Professor David Tscharke is one of the leading researchers on viruses - he's a go-to expert on the coronavirus - but now he's been given a grant to study a field far closer to home: his own illness.
The head of Australian National University's Department of Immunology and Infectious Diseases is to research multiple sclerosis, the disease he found he had 10 years ago.
At the age of 41, he felt some tingling and numbness that turned out to be caused by MS, a degenerative disease of the central nervous system.
"I knew something was wrong because I had an odd sensation in my left arm and then some numbness in my left hand and then tingling in my left foot," he said.
"As a medical researcher, you know there is only one thing that connects the hand and the foot and that is the central nervous system - so that made me worried."

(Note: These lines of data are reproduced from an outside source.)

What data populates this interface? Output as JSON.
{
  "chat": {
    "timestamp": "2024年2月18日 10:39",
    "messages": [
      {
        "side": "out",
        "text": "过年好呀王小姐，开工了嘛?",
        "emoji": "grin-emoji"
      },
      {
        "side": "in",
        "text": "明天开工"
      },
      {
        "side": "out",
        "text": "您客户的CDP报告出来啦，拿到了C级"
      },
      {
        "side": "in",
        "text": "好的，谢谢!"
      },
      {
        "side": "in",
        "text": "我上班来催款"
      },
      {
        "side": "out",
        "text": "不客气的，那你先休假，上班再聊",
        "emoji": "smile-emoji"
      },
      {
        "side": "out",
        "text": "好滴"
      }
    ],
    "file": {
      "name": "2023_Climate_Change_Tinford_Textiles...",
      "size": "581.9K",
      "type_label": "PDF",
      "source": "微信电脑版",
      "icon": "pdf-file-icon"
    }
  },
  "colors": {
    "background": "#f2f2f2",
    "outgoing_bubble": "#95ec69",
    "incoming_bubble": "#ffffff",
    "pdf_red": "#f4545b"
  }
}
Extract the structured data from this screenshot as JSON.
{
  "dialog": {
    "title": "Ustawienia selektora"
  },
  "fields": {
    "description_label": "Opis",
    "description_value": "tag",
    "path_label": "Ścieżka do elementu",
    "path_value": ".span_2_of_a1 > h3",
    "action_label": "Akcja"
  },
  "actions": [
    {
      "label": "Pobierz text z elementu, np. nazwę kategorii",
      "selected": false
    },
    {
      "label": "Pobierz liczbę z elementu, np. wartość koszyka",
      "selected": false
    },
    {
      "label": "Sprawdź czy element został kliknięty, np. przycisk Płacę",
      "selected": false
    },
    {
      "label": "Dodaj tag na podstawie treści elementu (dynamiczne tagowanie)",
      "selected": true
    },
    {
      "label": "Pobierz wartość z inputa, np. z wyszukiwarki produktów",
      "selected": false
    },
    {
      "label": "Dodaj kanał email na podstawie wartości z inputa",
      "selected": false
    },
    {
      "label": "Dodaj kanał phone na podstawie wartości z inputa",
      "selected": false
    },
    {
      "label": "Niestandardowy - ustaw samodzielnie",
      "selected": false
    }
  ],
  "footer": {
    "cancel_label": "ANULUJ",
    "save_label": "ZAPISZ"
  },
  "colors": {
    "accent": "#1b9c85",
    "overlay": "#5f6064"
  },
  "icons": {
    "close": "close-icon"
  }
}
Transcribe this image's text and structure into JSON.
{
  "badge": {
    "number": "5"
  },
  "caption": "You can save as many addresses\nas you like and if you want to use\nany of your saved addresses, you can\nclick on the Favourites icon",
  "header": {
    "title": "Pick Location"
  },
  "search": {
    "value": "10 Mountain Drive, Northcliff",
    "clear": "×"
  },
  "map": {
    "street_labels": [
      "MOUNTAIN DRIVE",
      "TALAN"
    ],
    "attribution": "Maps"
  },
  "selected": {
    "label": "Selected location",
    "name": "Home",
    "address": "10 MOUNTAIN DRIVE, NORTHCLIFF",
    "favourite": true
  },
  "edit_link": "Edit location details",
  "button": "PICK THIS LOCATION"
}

He went to his GP and the scans revealed the truth he had feared.
But MS has not been his main field - until now.
Over the past 30 years, he has primarily studied viruses and the way the body responds to them.
But now he has won an Incubator Grant from MS Research Australia to study the illness which is closest to him.
"I want to help people with MS, like me, make better treatment option choices," Professor Tscharke said.
With MS, the condition worsens over time - it only goes one way - but there can be variations, with symptoms coming and going on the route.
Those symptoms include numbness, being unable to walk or losing vision. The symptoms can last for days or months but then go into remission.
Understanding these changes will help patients - including the researcher.
"The timing is almost beyond belief," he said.
"I am starting a new project to research infections associated with treatments for MS and I've just found out that I have caught a virus infection that means my current MS treatment is no longer safe.
"I have to change my treatment and there is always uncertainty when you change your treatment. There are a number of options and it is a difficult choice people with MS have to make with their neurologist and treatment teams."
Professor Tscharke found it hard to deal emotionally with his diagnosis 10 years ago.
"After I was diagnosed, I was wiped out for a year.
"It took me a while to have confidence that I could start planning a future."
But he did get that confidence and resumed his work as one of the leading scientists in the field of viruses.
"Being a medical researcher helps me navigate MS but it doesn't remove the emotional component of all of this, and having a chronic disease is a particular burden in your mind."
But he still thinks he is better off than many sufferers who can't function as well as he can.
"Having MS is drawing a short straw in life, but having MS that's not highly active - it is a little bit of luck."